▶ [Task objective] Scan the listing for the word "Locks" and report every line that contains it.

▶ [Data to examine]
----

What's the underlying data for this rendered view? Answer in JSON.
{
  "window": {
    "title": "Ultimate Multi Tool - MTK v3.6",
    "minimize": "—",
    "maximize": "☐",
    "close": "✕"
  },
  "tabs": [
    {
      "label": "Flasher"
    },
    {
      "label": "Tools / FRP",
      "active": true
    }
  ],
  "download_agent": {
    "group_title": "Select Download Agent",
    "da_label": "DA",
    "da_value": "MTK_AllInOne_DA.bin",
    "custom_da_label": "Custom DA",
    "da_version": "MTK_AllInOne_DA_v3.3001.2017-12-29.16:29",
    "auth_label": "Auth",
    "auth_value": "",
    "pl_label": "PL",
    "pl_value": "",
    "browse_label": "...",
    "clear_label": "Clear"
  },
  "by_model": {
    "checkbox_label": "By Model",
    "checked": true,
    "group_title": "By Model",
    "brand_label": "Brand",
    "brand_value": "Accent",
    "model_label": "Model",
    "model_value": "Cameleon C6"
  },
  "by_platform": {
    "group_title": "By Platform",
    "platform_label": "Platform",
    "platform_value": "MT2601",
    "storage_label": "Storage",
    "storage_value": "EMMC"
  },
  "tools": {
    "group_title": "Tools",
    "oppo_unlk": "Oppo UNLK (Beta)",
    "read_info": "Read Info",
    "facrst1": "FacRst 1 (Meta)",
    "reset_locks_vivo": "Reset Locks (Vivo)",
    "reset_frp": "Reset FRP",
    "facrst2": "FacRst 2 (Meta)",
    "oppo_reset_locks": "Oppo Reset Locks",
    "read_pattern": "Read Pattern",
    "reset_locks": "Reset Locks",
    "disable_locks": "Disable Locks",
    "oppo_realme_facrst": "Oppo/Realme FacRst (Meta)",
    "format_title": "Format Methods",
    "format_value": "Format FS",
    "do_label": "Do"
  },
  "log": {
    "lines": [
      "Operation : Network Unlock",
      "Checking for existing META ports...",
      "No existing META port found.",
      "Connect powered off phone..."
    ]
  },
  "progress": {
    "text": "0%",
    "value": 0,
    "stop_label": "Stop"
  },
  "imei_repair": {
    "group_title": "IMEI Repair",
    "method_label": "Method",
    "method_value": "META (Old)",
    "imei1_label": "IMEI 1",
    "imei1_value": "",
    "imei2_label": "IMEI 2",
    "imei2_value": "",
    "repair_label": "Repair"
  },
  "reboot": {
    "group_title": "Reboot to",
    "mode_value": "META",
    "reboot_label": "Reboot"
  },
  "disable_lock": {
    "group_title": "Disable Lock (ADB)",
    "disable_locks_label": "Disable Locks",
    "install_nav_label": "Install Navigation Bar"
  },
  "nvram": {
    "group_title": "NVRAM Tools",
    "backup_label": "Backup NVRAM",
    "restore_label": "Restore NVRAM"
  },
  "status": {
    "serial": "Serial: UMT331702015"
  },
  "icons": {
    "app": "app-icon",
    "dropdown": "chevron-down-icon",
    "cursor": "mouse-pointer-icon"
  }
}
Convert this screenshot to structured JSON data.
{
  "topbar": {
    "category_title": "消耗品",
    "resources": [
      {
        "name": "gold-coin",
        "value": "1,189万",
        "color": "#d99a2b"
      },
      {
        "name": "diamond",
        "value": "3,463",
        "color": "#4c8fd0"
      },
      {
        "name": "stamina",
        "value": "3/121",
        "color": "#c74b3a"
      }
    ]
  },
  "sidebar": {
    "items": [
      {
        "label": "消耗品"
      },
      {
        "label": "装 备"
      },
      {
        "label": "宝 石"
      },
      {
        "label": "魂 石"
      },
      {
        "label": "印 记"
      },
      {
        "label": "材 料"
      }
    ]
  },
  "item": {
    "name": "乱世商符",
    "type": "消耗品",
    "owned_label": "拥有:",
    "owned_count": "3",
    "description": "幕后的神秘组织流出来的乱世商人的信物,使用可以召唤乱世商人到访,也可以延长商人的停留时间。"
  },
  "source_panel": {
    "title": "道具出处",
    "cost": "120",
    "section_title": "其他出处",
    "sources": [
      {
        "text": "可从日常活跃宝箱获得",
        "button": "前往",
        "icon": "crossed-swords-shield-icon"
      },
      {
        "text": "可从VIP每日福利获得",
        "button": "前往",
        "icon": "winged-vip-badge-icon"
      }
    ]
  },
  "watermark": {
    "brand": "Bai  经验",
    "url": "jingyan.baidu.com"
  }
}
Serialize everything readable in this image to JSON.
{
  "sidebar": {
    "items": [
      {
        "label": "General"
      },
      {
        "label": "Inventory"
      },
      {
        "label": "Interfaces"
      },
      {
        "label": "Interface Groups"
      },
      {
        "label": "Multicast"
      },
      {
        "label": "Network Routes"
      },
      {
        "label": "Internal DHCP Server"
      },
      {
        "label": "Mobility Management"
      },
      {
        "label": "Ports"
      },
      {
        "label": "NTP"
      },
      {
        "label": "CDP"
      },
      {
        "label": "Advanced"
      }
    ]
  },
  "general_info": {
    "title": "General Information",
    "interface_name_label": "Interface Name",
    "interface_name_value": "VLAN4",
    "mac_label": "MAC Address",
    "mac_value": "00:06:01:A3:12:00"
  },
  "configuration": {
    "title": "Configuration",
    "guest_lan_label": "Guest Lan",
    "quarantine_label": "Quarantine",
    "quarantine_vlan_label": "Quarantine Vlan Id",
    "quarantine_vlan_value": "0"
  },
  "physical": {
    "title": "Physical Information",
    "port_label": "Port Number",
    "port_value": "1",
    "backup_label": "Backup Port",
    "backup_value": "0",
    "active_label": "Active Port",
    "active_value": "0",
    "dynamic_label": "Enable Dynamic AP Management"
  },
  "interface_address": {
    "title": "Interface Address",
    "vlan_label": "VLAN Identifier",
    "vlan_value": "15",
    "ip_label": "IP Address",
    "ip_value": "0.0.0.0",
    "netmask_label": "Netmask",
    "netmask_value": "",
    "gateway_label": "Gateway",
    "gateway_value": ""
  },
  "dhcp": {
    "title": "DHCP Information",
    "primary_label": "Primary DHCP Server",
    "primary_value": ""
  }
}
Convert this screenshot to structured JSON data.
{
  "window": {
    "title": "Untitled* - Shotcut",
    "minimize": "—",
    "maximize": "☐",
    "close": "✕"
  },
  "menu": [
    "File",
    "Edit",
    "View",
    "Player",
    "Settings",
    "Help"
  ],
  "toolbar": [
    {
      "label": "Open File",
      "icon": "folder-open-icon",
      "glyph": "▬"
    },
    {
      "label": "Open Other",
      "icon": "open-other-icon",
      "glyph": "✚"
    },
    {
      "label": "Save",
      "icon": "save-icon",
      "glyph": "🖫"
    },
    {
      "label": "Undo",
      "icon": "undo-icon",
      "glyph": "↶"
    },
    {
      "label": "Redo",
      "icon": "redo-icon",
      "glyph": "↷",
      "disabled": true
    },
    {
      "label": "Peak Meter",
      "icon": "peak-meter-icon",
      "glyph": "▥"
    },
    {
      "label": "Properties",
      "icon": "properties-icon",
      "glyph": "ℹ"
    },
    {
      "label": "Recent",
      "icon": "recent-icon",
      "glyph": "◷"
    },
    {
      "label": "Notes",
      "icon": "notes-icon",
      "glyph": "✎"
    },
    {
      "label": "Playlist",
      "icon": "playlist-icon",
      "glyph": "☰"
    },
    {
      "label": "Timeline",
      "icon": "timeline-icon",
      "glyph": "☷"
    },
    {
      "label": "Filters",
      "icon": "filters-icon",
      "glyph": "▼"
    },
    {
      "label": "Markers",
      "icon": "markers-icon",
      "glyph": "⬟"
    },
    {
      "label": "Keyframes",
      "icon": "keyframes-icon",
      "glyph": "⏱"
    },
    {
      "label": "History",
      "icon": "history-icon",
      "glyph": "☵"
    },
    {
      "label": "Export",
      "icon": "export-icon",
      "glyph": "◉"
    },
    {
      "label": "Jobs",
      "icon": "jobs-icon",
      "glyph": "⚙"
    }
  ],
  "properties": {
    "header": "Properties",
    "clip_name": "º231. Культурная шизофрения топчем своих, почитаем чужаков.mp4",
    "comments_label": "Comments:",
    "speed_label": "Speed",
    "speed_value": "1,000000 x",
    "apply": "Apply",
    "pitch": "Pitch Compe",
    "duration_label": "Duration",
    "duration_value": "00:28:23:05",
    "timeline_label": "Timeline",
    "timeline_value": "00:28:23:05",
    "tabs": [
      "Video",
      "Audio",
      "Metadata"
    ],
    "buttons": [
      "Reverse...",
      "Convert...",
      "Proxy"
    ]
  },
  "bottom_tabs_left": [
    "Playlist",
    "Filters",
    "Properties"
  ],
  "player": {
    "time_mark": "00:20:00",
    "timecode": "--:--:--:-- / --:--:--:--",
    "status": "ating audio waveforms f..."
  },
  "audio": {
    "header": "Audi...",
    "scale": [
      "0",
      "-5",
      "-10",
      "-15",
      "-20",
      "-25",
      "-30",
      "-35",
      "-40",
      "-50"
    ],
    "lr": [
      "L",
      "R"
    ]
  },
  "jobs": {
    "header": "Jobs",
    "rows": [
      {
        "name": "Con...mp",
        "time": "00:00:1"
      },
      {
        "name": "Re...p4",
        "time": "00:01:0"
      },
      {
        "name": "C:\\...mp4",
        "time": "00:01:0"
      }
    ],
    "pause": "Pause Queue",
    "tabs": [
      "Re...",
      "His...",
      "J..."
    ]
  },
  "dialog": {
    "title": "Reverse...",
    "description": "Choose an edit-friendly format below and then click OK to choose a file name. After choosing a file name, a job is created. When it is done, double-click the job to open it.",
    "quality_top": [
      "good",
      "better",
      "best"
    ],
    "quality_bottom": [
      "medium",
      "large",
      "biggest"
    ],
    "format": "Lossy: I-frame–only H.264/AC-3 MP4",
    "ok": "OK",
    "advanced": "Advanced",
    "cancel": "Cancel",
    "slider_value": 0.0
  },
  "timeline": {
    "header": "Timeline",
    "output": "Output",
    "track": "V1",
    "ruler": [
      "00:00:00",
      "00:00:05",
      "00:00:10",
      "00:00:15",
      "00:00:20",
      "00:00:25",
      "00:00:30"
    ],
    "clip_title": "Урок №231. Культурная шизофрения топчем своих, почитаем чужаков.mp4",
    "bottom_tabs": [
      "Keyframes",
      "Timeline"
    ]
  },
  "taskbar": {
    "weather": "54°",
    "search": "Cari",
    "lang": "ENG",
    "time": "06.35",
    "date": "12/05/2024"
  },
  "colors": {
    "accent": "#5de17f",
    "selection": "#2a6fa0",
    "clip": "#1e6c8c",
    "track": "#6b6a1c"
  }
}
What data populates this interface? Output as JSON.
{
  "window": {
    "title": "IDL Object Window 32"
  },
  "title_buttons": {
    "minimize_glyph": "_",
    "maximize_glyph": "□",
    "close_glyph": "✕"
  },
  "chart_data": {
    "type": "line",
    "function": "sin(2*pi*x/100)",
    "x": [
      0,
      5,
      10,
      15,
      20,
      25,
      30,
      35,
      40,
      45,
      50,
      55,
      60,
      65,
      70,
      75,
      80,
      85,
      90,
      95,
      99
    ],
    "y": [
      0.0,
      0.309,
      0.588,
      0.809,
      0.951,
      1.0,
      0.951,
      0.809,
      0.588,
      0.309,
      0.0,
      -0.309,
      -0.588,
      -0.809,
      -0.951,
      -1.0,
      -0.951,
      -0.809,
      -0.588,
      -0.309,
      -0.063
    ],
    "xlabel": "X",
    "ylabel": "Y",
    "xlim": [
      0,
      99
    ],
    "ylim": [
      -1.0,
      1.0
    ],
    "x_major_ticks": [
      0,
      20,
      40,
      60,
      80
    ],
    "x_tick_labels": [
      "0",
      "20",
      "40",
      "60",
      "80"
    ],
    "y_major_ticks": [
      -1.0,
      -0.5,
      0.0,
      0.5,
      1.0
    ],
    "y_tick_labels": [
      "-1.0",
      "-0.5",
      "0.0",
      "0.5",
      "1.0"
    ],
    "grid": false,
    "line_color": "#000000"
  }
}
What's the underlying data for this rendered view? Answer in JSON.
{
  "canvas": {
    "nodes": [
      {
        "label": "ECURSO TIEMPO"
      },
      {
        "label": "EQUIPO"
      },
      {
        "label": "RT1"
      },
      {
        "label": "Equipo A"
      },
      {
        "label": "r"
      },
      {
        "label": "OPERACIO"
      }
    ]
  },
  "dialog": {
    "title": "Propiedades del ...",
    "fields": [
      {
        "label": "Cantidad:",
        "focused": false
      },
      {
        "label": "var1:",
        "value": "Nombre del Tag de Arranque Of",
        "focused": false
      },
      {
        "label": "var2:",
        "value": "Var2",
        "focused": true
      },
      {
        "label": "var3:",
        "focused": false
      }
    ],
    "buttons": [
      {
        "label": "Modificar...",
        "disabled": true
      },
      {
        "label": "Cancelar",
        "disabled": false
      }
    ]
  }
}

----

▶ [Exercise answer]
    "reset_locks_vivo": "Reset Locks (Vivo)",
    "oppo_reset_locks": "Oppo Reset Locks",
    "reset_locks": "Reset Locks",
    "disable_locks": "Disable Locks",
    "disable_locks_label": "Disable Locks",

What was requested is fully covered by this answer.